PROBLEM DETAILS: Whichever lines include the word "price", copy them as they appear in the data.

Stored data:
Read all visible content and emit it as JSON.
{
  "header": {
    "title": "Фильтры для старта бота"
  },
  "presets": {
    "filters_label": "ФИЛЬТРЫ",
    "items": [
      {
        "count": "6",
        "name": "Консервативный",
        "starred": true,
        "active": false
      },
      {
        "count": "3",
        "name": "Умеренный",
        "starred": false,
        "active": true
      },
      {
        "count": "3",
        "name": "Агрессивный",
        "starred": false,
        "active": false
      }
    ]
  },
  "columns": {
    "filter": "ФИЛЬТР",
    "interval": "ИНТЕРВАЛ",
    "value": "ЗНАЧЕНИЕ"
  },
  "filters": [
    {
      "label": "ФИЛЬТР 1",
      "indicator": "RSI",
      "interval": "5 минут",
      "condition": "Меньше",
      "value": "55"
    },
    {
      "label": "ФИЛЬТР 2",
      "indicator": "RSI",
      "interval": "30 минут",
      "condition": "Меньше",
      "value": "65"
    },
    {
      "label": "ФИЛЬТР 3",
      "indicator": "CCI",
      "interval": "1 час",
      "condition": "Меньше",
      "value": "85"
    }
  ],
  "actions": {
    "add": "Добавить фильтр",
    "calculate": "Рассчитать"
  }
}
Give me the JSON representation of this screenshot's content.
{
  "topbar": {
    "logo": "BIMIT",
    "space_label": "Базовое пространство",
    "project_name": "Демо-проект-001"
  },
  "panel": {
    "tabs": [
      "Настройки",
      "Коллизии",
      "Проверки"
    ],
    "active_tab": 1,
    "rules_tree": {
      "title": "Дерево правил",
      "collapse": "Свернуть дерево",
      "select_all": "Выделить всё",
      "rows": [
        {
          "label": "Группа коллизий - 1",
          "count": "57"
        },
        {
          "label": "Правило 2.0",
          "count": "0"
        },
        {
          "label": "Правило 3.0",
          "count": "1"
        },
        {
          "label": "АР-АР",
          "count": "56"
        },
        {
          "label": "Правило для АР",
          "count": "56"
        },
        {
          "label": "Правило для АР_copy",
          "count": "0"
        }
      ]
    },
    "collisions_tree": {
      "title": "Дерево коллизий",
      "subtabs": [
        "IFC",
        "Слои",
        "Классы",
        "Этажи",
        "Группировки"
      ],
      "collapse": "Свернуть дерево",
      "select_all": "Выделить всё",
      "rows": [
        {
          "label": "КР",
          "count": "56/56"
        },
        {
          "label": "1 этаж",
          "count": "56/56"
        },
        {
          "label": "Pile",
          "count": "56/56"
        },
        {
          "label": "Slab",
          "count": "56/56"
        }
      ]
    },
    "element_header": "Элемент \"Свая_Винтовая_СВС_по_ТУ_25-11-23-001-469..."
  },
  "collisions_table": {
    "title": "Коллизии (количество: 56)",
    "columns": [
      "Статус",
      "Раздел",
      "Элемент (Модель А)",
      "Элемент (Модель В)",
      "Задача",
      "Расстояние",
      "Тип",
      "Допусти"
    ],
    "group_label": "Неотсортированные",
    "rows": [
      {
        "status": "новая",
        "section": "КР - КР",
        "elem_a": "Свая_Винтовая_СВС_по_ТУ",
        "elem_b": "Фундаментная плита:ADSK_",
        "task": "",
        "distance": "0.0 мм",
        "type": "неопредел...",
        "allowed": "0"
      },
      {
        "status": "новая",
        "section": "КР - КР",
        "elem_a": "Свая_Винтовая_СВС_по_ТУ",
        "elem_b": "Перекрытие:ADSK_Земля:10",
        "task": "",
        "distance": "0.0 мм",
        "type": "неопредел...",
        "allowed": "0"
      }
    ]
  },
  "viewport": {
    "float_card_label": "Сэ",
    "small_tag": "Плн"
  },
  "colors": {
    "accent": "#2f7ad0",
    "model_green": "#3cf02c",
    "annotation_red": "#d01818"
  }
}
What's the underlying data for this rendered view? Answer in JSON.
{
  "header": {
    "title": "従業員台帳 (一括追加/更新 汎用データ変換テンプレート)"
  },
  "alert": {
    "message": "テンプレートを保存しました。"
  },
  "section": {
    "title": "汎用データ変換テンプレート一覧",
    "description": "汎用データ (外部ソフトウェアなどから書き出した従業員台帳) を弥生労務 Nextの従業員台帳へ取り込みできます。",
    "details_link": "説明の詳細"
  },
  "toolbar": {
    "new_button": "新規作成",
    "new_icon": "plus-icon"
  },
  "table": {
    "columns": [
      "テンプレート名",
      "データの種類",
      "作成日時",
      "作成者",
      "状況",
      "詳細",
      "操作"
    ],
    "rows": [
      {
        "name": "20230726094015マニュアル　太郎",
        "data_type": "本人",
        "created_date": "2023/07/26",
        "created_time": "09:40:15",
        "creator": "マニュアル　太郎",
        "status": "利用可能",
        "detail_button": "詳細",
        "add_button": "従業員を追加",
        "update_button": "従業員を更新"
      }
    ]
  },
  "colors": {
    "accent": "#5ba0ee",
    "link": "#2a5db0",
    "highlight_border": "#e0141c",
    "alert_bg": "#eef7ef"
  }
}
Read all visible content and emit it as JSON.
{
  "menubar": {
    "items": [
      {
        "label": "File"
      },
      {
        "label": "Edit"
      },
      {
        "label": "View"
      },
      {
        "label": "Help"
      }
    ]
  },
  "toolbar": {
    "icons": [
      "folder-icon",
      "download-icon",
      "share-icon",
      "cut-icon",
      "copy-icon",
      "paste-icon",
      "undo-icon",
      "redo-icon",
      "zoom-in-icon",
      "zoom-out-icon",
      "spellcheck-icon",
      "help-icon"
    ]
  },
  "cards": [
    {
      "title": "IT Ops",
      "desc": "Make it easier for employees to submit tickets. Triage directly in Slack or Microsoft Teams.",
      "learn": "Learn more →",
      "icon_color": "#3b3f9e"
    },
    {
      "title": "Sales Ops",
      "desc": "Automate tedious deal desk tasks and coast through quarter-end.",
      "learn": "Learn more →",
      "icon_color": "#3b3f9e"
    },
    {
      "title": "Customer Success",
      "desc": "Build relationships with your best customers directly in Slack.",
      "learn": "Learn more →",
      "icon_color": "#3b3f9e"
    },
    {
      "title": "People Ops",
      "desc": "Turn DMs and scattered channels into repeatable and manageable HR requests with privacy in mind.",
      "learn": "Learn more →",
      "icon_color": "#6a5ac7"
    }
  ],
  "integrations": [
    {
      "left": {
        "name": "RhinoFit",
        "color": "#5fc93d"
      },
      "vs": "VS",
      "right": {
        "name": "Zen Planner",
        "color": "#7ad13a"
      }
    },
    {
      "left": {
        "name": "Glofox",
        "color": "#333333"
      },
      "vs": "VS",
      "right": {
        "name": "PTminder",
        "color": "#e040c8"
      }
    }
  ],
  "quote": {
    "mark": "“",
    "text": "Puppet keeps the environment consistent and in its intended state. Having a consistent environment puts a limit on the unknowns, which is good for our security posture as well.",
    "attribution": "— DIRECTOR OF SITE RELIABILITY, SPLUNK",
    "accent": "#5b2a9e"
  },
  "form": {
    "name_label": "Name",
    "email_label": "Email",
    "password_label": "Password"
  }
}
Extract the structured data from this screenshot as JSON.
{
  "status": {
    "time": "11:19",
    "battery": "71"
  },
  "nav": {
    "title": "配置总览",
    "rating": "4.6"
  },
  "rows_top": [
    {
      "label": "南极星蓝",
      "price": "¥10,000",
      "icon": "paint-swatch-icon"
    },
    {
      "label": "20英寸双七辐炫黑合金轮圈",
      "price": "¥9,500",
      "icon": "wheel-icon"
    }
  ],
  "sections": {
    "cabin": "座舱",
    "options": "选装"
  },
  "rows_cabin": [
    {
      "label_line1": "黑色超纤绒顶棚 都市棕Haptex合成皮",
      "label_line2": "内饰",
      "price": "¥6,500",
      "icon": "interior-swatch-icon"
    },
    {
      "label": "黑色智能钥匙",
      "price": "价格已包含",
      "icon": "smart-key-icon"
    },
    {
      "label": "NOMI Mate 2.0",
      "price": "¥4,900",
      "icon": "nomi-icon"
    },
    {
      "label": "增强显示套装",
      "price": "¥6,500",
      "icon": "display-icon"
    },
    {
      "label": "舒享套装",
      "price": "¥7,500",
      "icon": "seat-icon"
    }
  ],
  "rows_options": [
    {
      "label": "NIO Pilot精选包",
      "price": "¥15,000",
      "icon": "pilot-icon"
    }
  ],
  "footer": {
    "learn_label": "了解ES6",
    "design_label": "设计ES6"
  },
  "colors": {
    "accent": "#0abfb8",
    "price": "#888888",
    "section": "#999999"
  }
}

EXERCISE RESULT:
      "price": "¥10,000",
      "price": "¥9,500",
      "price": "¥6,500",
      "price": "价格已包含",
      "price": "¥4,900",
      "price": "¥6,500",
      "price": "¥7,500",
      "price": "¥15,000",
    "price": "#888888",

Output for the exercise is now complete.